Entries from a dataset of interfaces:

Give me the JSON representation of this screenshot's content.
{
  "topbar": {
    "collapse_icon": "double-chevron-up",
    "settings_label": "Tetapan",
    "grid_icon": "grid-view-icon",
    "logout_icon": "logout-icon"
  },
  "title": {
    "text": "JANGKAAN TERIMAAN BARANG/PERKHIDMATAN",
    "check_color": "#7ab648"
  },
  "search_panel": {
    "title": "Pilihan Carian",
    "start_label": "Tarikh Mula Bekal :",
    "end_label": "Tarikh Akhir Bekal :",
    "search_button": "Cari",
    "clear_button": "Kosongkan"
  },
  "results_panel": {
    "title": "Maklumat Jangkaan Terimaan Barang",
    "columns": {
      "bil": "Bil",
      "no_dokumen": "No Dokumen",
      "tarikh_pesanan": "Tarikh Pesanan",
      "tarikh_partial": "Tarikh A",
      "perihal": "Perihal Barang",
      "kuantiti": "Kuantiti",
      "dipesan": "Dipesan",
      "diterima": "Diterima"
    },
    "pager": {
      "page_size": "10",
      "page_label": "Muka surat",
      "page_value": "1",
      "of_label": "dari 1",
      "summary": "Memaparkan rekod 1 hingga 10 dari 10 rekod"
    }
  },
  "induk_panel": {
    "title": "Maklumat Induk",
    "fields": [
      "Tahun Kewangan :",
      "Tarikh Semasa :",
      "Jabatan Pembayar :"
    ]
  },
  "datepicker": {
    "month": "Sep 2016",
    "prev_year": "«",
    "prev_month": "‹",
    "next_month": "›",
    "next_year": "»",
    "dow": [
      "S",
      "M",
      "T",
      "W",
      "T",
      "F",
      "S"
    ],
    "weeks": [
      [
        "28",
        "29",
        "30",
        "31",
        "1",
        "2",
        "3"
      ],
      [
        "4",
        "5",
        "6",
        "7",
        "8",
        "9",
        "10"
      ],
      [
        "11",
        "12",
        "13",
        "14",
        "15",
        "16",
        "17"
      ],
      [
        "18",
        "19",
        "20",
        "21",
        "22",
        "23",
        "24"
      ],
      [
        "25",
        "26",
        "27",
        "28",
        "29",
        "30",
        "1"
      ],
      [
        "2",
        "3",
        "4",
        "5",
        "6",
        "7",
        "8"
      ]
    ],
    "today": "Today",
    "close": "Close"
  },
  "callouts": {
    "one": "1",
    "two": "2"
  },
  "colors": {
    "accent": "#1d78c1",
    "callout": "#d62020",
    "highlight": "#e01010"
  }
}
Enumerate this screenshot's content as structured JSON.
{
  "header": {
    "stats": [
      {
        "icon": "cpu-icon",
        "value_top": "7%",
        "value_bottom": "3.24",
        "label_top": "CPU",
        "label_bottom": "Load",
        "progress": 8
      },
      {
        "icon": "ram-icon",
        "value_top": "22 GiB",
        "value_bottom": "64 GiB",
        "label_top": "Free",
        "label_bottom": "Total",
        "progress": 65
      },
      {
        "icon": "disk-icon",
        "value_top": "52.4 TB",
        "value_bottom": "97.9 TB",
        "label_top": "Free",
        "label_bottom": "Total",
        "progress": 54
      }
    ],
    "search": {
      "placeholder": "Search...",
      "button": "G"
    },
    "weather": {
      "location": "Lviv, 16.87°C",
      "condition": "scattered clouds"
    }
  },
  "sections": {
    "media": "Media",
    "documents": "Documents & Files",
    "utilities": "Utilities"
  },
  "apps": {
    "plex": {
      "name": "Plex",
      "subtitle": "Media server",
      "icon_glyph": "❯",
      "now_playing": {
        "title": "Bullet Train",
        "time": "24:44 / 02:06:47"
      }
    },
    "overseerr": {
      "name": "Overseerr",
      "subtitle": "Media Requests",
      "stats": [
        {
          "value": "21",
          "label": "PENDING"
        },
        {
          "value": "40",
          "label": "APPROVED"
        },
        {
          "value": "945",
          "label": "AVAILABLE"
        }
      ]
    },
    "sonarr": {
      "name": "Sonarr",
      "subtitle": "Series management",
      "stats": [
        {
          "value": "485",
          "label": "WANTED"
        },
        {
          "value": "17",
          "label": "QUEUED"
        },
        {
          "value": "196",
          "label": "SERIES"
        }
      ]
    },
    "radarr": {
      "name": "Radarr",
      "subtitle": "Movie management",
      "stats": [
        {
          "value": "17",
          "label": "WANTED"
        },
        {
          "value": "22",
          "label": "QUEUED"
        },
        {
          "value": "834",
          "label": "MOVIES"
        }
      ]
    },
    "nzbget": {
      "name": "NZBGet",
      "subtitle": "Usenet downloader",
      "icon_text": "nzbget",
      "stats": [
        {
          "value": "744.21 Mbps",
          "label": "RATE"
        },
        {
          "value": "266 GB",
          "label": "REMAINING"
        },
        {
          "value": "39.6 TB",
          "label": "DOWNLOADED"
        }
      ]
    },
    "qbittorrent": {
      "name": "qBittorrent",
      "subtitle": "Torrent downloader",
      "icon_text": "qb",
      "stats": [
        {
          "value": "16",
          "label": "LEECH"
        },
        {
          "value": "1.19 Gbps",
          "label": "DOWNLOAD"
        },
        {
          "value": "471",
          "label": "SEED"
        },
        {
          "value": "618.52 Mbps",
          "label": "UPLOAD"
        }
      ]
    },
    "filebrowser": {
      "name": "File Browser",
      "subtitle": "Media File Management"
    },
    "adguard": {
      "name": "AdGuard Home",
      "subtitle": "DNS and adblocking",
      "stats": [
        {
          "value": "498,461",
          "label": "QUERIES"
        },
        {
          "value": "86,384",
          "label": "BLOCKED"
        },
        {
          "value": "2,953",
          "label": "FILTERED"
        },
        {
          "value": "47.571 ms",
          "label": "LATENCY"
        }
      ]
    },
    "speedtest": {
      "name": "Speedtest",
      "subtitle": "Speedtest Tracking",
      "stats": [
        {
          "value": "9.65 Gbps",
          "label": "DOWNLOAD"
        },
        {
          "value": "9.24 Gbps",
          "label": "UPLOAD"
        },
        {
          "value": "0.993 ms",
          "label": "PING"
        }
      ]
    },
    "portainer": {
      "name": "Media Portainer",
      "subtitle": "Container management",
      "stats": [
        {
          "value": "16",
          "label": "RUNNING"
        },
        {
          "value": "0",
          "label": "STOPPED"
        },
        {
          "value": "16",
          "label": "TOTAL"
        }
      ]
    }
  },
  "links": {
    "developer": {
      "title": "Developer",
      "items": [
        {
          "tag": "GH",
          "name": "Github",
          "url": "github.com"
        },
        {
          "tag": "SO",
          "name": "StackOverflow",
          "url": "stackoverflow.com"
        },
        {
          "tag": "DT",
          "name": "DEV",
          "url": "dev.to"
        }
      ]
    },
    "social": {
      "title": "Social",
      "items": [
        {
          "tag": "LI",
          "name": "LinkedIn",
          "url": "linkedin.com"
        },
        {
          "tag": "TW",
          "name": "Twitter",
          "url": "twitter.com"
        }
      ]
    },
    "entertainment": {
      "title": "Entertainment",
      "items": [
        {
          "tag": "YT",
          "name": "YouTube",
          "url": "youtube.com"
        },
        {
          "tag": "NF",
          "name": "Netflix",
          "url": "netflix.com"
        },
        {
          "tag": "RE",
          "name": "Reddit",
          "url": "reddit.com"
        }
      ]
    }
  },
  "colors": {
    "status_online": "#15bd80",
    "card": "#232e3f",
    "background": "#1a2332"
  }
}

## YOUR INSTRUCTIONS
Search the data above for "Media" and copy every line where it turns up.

## WRITTEN RESPONSE
    "media": "Media",
      "subtitle": "Media server",
      "subtitle": "Media Requests",
      "subtitle": "Media File Management"
      "name": "Media Portainer",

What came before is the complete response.